2018 is set to rank as the fourth warmest year on record — and the fourth year in a row reflecting a full degree Celsius (1.8° Fahrenheit) temperature rise from the late 1800s, climate scientists say.
This was the year that introduced us to fire tornadoes, bomb cyclones, and, in Death Valley, a five day streak of 125°F temperatures, part of the hottest month ever documented at a U.S. weather station.
2018 also brought the world’s highest-ever low temperature, as nighttime temperatures fell to a sizzling 109°F in Quiryat, Oman, on June 28, smashing a 2011 record-high low.

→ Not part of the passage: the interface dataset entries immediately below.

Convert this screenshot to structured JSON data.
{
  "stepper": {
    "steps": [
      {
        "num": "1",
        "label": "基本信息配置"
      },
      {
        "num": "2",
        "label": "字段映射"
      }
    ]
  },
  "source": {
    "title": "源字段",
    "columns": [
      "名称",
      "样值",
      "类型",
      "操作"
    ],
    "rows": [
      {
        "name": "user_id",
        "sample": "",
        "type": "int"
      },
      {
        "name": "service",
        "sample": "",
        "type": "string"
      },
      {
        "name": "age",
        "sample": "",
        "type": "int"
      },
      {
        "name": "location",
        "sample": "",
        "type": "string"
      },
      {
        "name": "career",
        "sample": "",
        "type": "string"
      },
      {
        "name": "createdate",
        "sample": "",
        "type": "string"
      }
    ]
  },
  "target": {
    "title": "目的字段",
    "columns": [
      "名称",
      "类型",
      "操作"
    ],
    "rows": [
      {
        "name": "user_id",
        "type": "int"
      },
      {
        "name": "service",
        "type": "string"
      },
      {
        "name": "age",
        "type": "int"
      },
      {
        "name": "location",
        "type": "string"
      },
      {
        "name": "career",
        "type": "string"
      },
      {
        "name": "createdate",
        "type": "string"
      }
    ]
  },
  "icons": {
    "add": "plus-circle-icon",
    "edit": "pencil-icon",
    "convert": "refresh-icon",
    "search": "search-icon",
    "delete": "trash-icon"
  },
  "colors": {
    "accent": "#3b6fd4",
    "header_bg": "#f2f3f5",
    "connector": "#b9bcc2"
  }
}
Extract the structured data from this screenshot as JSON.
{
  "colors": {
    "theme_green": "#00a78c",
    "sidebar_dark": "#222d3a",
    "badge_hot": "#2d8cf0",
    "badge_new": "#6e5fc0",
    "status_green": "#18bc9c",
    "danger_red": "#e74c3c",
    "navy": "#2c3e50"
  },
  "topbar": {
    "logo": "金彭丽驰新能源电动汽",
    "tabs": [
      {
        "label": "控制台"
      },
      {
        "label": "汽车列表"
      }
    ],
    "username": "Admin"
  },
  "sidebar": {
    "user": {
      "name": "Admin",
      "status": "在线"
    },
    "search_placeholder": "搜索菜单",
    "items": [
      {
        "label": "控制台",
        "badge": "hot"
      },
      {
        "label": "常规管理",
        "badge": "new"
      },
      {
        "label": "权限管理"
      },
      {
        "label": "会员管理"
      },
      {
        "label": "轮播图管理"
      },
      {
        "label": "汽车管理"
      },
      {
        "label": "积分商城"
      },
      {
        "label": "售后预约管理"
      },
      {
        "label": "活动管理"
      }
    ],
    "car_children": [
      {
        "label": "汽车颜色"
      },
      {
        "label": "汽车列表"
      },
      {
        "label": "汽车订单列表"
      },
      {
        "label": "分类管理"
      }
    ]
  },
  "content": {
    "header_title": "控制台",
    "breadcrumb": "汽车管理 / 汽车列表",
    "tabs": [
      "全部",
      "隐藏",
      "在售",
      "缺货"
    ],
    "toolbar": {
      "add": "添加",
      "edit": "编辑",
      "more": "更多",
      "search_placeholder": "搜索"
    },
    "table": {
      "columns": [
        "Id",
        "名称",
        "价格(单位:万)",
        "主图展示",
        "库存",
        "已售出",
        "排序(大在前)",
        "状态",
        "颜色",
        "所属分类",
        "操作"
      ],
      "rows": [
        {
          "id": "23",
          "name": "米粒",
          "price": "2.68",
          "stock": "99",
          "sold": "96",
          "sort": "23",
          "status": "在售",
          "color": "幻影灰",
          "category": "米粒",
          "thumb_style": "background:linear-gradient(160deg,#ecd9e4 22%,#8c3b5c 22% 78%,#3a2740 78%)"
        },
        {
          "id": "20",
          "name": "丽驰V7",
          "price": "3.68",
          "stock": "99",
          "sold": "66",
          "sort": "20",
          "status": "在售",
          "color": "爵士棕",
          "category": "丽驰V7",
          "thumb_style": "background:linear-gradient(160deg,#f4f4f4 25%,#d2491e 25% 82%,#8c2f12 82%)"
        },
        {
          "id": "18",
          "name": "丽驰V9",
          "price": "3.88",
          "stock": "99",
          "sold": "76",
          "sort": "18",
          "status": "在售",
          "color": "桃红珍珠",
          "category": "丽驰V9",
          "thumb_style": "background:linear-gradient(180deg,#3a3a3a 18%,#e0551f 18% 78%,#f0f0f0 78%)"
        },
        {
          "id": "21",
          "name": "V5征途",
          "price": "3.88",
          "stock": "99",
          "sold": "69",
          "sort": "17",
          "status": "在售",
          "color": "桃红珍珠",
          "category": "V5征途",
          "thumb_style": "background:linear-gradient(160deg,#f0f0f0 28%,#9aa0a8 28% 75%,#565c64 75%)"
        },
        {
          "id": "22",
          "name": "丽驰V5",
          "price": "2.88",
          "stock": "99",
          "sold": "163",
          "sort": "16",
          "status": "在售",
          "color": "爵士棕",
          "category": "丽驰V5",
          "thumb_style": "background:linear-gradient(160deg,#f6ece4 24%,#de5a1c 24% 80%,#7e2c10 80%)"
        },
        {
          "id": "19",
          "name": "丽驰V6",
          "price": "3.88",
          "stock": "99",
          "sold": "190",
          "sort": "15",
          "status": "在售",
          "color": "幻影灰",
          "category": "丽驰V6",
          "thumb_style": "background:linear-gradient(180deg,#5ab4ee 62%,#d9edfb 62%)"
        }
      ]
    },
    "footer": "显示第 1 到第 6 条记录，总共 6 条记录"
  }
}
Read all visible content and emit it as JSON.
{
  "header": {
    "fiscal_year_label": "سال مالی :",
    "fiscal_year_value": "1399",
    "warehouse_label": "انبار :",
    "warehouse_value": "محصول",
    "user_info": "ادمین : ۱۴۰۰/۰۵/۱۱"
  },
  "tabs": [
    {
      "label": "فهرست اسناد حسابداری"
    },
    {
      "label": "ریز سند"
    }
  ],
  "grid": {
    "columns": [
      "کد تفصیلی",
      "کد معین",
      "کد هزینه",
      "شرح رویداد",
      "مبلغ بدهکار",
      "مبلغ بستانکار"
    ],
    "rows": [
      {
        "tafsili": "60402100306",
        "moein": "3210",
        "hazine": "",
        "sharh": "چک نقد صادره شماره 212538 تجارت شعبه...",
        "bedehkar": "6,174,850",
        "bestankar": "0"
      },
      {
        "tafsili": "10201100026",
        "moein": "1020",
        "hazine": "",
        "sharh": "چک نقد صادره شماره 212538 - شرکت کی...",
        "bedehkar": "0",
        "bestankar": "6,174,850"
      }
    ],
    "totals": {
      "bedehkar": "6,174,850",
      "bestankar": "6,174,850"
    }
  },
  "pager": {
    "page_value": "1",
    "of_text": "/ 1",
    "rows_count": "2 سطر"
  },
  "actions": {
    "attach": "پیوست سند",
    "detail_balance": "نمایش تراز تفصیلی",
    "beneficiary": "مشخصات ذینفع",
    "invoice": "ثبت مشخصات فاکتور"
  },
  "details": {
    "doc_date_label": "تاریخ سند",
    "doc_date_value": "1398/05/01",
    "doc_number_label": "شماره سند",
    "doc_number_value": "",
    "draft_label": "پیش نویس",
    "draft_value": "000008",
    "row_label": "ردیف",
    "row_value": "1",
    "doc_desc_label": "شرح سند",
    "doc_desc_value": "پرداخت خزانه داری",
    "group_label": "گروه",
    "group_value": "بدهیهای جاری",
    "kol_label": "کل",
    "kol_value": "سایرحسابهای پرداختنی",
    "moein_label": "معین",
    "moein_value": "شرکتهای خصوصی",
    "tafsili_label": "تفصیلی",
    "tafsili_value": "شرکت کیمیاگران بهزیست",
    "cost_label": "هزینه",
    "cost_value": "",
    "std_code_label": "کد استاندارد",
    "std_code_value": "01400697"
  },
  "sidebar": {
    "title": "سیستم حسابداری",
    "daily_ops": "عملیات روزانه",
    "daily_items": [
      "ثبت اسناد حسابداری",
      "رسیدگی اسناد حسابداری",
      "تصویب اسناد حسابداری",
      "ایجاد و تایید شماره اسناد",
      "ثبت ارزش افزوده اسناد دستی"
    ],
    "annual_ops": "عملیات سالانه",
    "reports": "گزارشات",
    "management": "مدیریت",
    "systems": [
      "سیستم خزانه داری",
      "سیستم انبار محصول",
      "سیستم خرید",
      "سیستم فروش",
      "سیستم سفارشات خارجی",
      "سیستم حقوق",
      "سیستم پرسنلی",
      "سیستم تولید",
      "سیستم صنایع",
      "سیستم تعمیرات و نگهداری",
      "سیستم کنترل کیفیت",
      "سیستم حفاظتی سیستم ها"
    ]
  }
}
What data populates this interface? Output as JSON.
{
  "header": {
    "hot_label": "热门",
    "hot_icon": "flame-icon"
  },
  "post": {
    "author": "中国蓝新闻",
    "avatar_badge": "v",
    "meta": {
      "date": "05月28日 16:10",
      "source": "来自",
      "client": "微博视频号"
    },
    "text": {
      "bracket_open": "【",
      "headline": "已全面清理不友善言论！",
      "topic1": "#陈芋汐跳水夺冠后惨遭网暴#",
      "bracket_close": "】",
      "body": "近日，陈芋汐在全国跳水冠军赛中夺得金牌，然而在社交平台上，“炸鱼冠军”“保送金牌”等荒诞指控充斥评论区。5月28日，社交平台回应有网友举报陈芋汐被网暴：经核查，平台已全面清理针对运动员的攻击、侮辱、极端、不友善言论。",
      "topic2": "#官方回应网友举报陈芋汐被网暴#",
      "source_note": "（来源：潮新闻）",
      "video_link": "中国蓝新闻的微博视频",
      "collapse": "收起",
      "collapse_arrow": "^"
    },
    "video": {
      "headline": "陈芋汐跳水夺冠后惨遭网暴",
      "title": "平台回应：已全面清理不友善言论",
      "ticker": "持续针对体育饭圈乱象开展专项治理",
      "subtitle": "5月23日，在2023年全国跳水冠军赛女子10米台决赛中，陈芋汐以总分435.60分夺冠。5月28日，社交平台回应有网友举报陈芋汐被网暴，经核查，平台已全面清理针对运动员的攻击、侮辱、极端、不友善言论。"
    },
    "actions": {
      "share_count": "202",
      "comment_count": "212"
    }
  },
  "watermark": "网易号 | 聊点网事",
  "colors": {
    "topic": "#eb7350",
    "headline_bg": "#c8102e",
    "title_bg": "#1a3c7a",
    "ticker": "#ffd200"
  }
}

A startling 95 percent of the oldest and thickest Arctic sea ice is now gone — and we’re losing Arctic ice at a rate of 14,000 tons per second, according to recent research, three times as fast as roughly three decades ago.
It was a year notable both for its overwhelming, climate-fueled impacts as well as its gut-wrenching predictions for what climate change still has in store for us if we fail to act. So much happened, frankly, that it's been hard to keep it all straight.